 Of course, we don't actually know how much content there is that you'll get for your $10, nor how many hours of play you'd expect to get. Perhaps the game is a really good value at $10, delivering dozens of hours of game play. That seems unlikely, though, given the genre. It's not like it's a deep strategy game, or an RPG, or even a sophisticated platformer. What we saw demoed looked pretty simple, and not enough to justify the price.

Perhaps Nintendo can indeed command that price, and sell millions of units at $10. That would be great for the industry -- with Nintendo leading the way, we could make premium mobile games a real thing and not just a fluke. Let's hope that is what occurs.

I'm doubtful, though, because I think mobile gamers are less concerned about the brand and more about value. I think Nintendo will easily get millions of downloads, but getting people to drop $10 will be much, much harder. I don't think the problem is $10 per se, though there are few apps of any kind that demand that. It's a value question -- do you really get your money's worth? More than 20 million people have paid for Minecraft Pocket Edition at $5.99, so it can be done. But compare what you get for $6 to what Nintendo is offering for $10, and I don't think Nintendo compares very well.

Now, one of the many great advantages of digital distribution is that price changes are easy. Nintendo could (and should!) experiment with its price point to find the optimum level -- the point at which Nintendo maximizes its revenue for Super Mario Run. (In other words, selling 100,000 units at $10 each is not as good as selling 20 million units at $1 each.) That optimum level may be $10, or it may be $1, or $5. Only testing would reveal that.

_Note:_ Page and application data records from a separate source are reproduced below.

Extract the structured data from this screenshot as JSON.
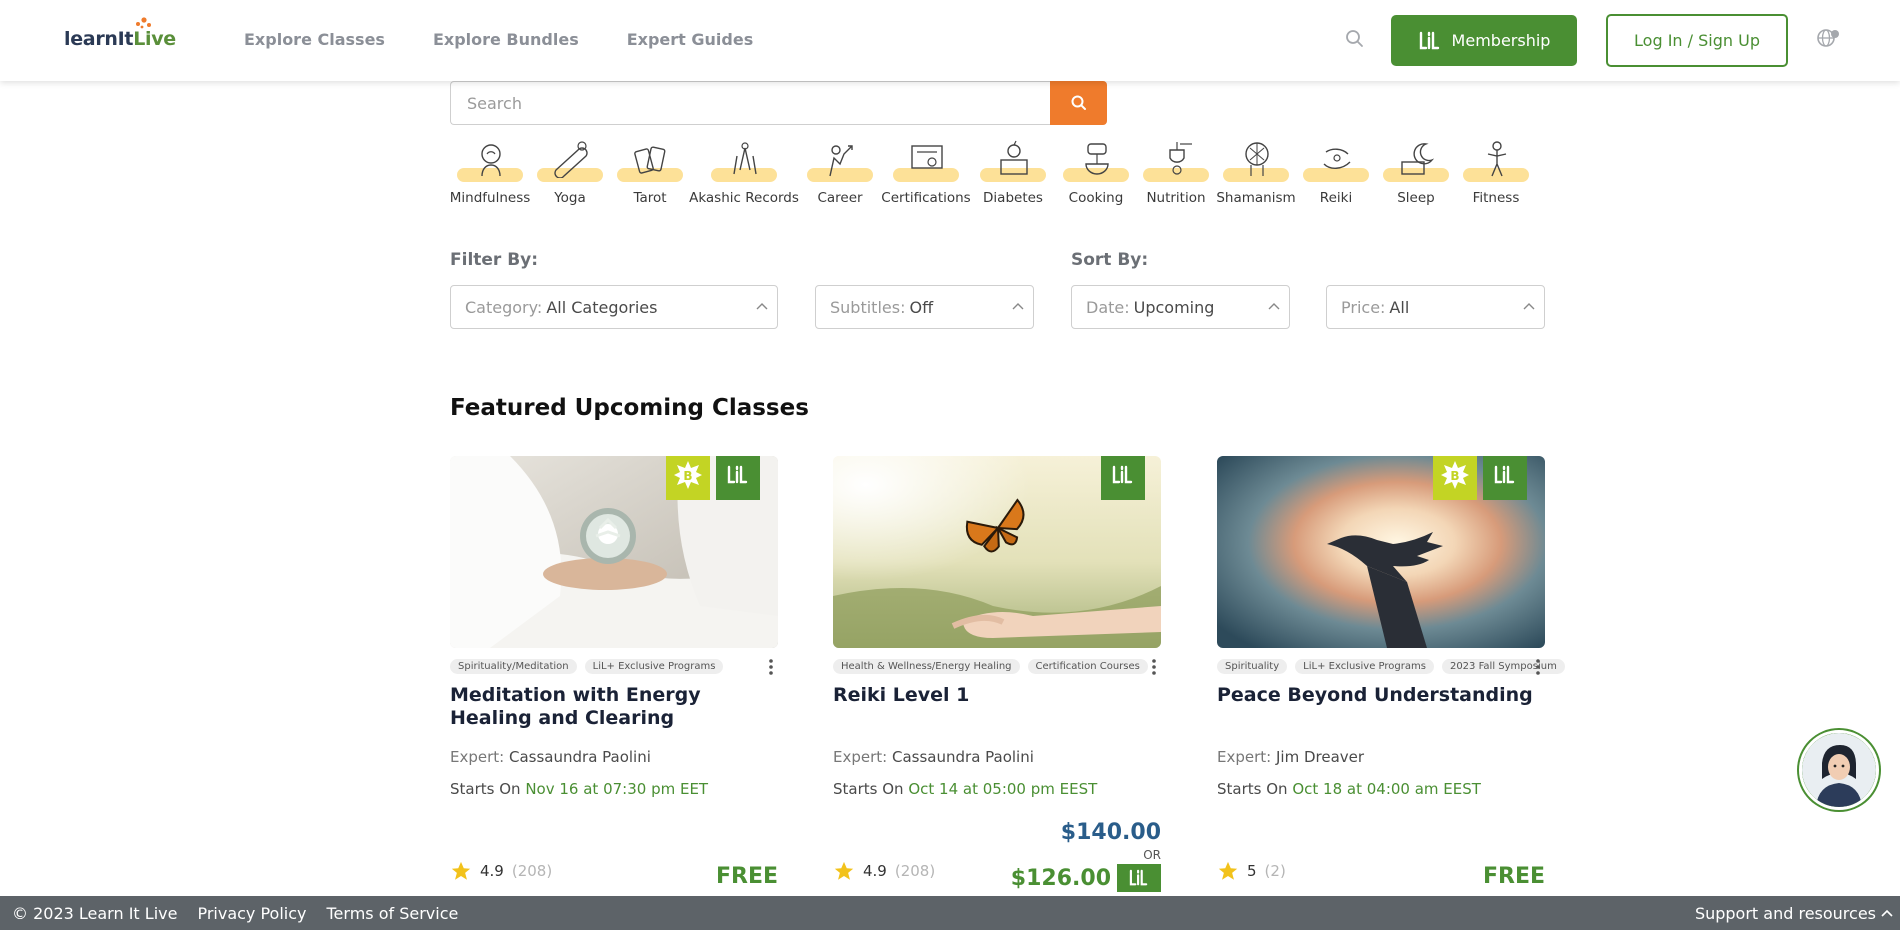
{
  "header": {
    "logo": "LearnItLive",
    "nav": [
      "Explore Classes",
      "Explore Bundles",
      "Expert Guides"
    ],
    "membership_label": "Membership",
    "login_label": "Log In / Sign Up"
  },
  "search": {
    "placeholder": "Search"
  },
  "categories": [
    "Mindfulness",
    "Yoga",
    "Tarot",
    "Akashic Records",
    "Career",
    "Certifications",
    "Diabetes",
    "Cooking",
    "Nutrition",
    "Shamanism",
    "Reiki",
    "Sleep",
    "Fitness"
  ],
  "filter": {
    "label": "Filter By:",
    "category_prefix": "Category:",
    "category_value": "All Categories",
    "subtitles_prefix": "Subtitles:",
    "subtitles_value": "Off"
  },
  "sort": {
    "label": "Sort By:",
    "date_prefix": "Date:",
    "date_value": "Upcoming",
    "price_prefix": "Price:",
    "price_value": "All"
  },
  "featured": {
    "title": "Featured Upcoming Classes",
    "cards": [
      {
        "tags": [
          "Spirituality/Meditation",
          "LiL+ Exclusive Programs"
        ],
        "title": "Meditation with Energy Healing and Clearing",
        "expert_label": "Expert:",
        "expert": "Cassaundra Paolini",
        "starts_label": "Starts On",
        "starts": "Nov 16 at 07:30 pm EET",
        "rating": "4.9",
        "reviews": "(208)",
        "price": "FREE"
      },
      {
        "tags": [
          "Health & Wellness/Energy Healing",
          "Certification Courses"
        ],
        "title": "Reiki Level 1",
        "expert_label": "Expert:",
        "expert": "Cassaundra Paolini",
        "starts_label": "Starts On",
        "starts": "Oct 14 at 05:00 pm EEST",
        "rating": "4.9",
        "reviews": "(208)",
        "price": "$140.00",
        "or": "OR",
        "member_price": "$126.00"
      },
      {
        "tags": [
          "Spirituality",
          "LiL+ Exclusive Programs",
          "2023 Fall Symposium"
        ],
        "title": "Peace Beyond Understanding",
        "expert_label": "Expert:",
        "expert": "Jim Dreaver",
        "starts_label": "Starts On",
        "starts": "Oct 18 at 04:00 am EEST",
        "rating": "5",
        "reviews": "(2)",
        "price": "FREE"
      }
    ]
  },
  "footer": {
    "copyright": "© 2023 Learn It Live",
    "privacy": "Privacy Policy",
    "terms": "Terms of Service",
    "support": "Support and resources"
  },
  "colors": {
    "brand_green": "#4a8f33",
    "accent_orange": "#ef7b2c",
    "badge_lime": "#c3d424",
    "footer": "#5d6368"
  }
}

That said, I'm doubtful Nintendo will actually test various prices, because that's something they are not used to at all. I'd like to be pleasantly surprised, though.

While the upside for the $9.99 price is that it may help others in the mobile game business charge more for premium games, there's also a possible downside: Nintendo could create a great deal of ill will towards themselves and their brands if the value isn't there. The company's first mobile "game" Miitomo was a pretty clear failure, though it really wasn't a game per se (another mistake -- why should a game company release something that isn't a game, especially as their first foray into mobile games?). Nintendo might be hurting their future titles like Animal Crossing and Fire Emblem (both announced for mobile, coming sometime next year) if Super Mario Run is a big disappointment.

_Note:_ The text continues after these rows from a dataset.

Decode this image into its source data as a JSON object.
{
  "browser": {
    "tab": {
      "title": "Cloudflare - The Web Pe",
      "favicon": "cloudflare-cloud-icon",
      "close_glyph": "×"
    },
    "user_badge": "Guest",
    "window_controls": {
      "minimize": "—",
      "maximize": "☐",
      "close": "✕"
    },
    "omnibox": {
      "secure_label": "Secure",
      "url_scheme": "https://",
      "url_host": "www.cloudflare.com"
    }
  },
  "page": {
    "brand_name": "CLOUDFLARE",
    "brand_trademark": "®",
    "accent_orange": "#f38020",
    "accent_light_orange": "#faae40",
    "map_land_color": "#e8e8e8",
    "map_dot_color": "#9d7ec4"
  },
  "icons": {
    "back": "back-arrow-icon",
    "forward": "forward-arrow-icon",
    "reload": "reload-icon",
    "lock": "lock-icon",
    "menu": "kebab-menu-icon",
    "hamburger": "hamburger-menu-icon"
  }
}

We'll see. I think Nintendo is trying to create mobile games that are very different from its handheld console games, to avoid cutting into those sales. That's a remarkably shortsighted idea, though. Here's a simple piece of data that should convince you why that is: Pokemon GO has been downloaded or 500 million times. That's an order of magnitude more than any Pokemon game, ever, and more than all of them combined by several times. So why in hell wouldn't Nintendo give up low-margin hardware and just make killer mobile games (with a very high margin)  that can attract an audience at least ten times larger than any they've ever had?

OK, hedge your bets a bit and do one or two mobile games first to demonstrate you can actually do that well before you give up on hardware. I can see that. But Nintendo's Switch is never going to sell more than a tiny fraction of the number of smartphones out there, and therefore any Switch game will be microscopic in sales compared to a good mobile game. There are no multiple mobile games that generate over a billion dollars a year in revenue with a profit margin greater than 50%. No Nintendo game has ever generated that sort of profit, and few indeed have ever created that kind of revenue.

It's going to be a very interesting product launch to watch, and come January we should have some idea of how successful it is.